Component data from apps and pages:
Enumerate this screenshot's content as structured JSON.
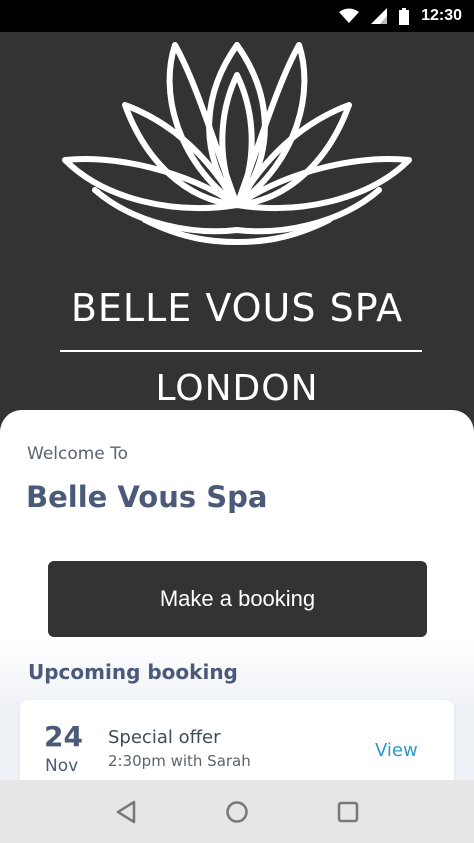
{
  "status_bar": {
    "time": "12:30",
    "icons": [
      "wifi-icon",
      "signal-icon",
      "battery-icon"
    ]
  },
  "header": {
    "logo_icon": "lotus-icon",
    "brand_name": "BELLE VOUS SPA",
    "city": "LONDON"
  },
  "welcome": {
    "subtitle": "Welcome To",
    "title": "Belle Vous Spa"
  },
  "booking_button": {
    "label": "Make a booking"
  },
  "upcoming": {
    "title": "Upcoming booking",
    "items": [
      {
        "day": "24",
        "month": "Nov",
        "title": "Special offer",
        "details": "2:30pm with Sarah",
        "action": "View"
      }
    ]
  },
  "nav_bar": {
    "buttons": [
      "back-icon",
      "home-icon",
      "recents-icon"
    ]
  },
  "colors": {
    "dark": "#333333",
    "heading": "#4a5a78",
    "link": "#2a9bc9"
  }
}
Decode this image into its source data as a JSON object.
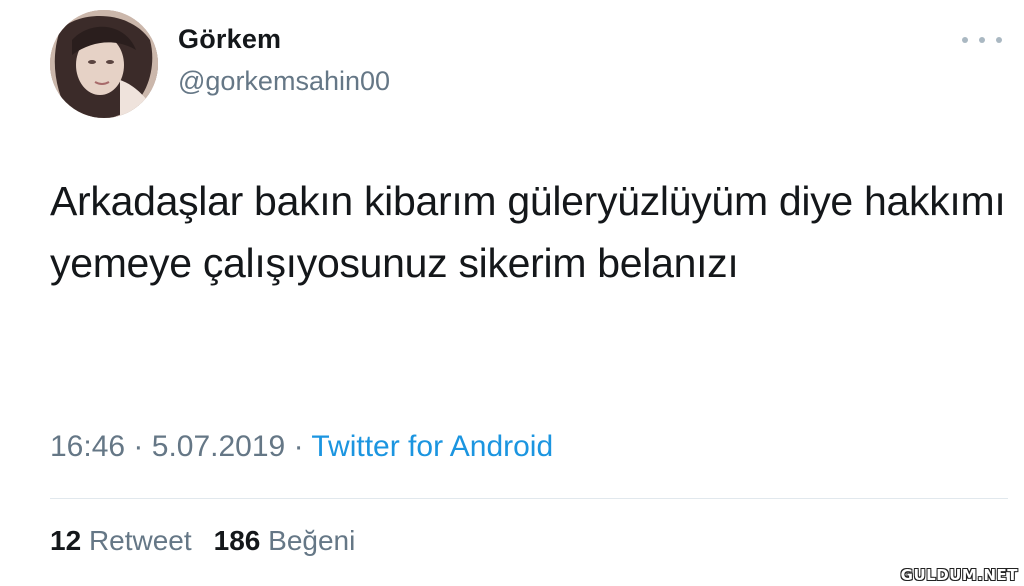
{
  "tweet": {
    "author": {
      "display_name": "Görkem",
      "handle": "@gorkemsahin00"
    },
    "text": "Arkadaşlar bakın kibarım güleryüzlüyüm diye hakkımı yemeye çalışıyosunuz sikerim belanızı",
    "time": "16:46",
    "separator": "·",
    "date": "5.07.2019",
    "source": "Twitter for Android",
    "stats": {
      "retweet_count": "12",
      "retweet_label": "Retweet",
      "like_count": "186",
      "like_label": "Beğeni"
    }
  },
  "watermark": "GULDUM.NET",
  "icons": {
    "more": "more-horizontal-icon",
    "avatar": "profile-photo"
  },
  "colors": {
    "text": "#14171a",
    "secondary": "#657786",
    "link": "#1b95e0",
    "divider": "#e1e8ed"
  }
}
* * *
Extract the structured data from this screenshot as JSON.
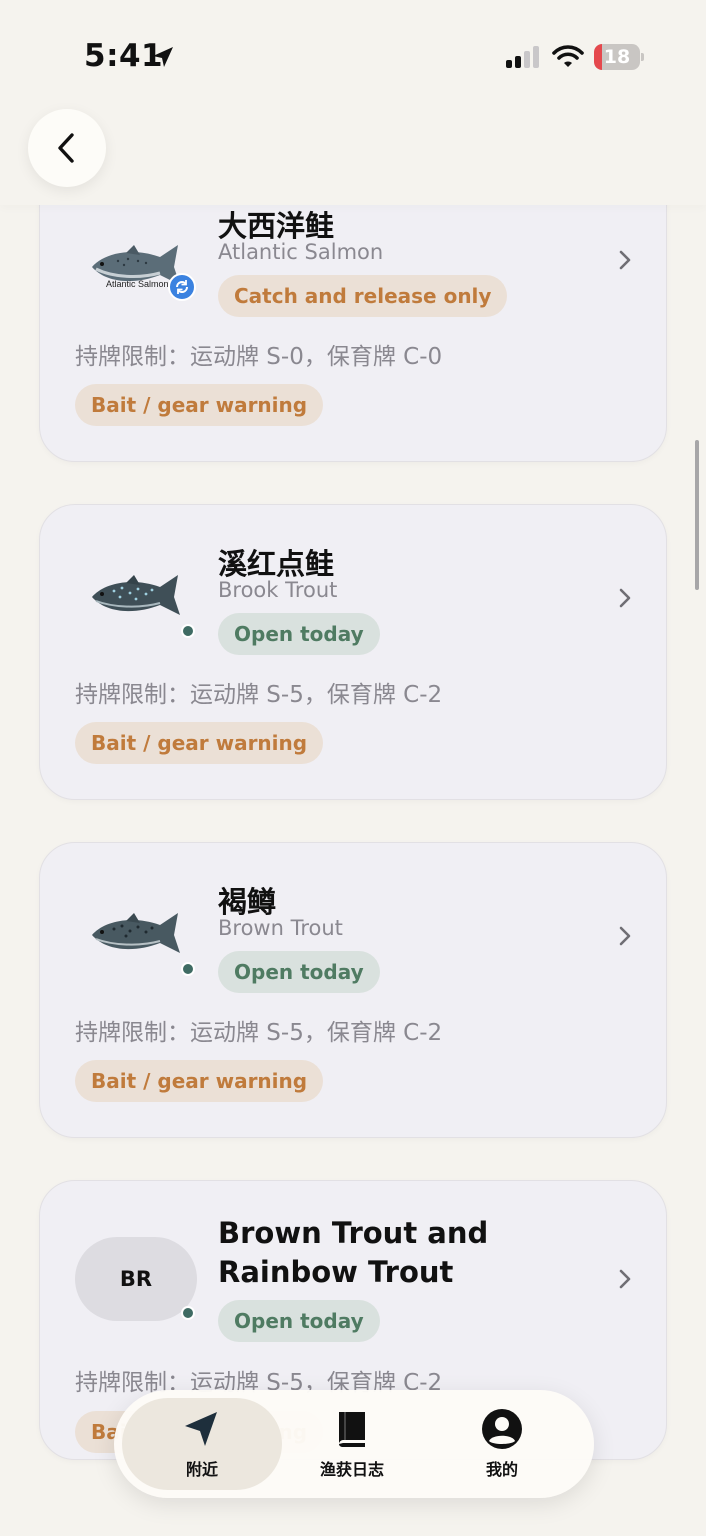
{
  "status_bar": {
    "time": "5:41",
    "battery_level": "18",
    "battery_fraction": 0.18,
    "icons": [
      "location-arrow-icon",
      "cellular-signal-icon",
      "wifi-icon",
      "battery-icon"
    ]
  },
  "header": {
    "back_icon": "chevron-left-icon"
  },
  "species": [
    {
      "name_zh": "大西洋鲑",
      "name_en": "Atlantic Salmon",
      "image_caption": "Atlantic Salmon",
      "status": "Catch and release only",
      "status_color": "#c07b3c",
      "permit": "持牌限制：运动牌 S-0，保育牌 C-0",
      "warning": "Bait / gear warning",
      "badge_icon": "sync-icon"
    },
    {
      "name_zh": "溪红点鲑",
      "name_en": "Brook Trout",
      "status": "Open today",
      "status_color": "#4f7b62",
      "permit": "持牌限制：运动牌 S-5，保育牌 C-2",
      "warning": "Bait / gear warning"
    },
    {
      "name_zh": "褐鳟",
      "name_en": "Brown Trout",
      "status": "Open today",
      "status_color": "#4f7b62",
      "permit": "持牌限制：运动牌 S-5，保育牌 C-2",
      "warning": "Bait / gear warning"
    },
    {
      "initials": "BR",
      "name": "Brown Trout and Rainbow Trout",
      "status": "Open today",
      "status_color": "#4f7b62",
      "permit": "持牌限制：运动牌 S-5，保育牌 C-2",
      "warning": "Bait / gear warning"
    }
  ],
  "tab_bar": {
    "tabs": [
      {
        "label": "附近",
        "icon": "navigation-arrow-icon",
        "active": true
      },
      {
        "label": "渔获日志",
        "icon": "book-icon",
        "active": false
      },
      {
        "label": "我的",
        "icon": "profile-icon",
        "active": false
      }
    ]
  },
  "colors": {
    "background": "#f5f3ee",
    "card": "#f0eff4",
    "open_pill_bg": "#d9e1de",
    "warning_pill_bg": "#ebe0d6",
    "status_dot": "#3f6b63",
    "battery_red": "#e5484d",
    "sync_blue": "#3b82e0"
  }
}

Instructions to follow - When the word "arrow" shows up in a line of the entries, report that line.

Solved problem -
      "location-arrow-icon",
        "icon": "navigation-arrow-icon",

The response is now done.